Of the 809 times that Mary Baker Eddy refers to Jesus in her writings, 646 of them are without reference to him in connection with "Christ." And though she refers to Christ 868 times, only 494 of those instances are where it is not in connection with "Jesus" or "the Church of Christ, Scientist."

Her relationship to Jesus has humbled me. One night, when my family was living in the carriage house at Eddy's last former home on Beacon Street in Chestnut Hill, I offered to do the security check on "the big house," -- a condition of our residency. As I climbed the stairs - flashlight in hand - I came to her bedroom, and paused. I was curious about the "images" that she surrounded herself with during her darkest hours.

Eddy faced many dark nights in that last house. Her days were filled with writing, healing, founding the Christian Science Monitor, helping to guide church leadership, and facing a world that questioned her every move and decision.

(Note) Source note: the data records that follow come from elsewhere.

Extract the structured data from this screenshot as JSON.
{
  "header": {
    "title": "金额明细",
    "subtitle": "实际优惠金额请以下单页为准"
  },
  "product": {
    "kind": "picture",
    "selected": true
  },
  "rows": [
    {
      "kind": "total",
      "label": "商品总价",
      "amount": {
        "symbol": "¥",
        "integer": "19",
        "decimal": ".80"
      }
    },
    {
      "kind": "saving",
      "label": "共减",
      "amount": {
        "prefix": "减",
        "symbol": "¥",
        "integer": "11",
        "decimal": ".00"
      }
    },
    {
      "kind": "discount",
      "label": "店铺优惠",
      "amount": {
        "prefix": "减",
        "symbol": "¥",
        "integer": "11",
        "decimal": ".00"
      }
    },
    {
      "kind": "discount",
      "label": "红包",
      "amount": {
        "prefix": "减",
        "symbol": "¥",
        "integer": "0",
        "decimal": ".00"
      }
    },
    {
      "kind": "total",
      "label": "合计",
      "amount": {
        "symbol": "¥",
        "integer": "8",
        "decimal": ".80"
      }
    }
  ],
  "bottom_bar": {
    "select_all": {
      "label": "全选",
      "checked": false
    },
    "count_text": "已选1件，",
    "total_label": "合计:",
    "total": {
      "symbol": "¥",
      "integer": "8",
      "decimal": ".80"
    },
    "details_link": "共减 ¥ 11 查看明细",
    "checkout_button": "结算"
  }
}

Her household would later recount how dark those nights actually were for her at times.

And that night, I noted that on the wall, directly opposite her bed - in that small modest room, were three images. A small painting of a pastoral scene, a familiar painting of Daniel in the Lion's Den, and a portrait of Jesus. One that you might see in many Christian homes of her day.

It took my breath away - to think that she would wake in the night to a painting of Daniel's unfailing trust, a scene reminiscent of her girlhood in Bow, and a portrait of Jesus. I will never forget the feeling of wanting to feel what she had felt when she looked at it. It left me with a longing for something more than just words about Jesus. I wanted to know why his portrait hung on her bedroom wall and what it meant to her.

One night sitting alone in a dark apartment, I understood.

offered with Love,


Kate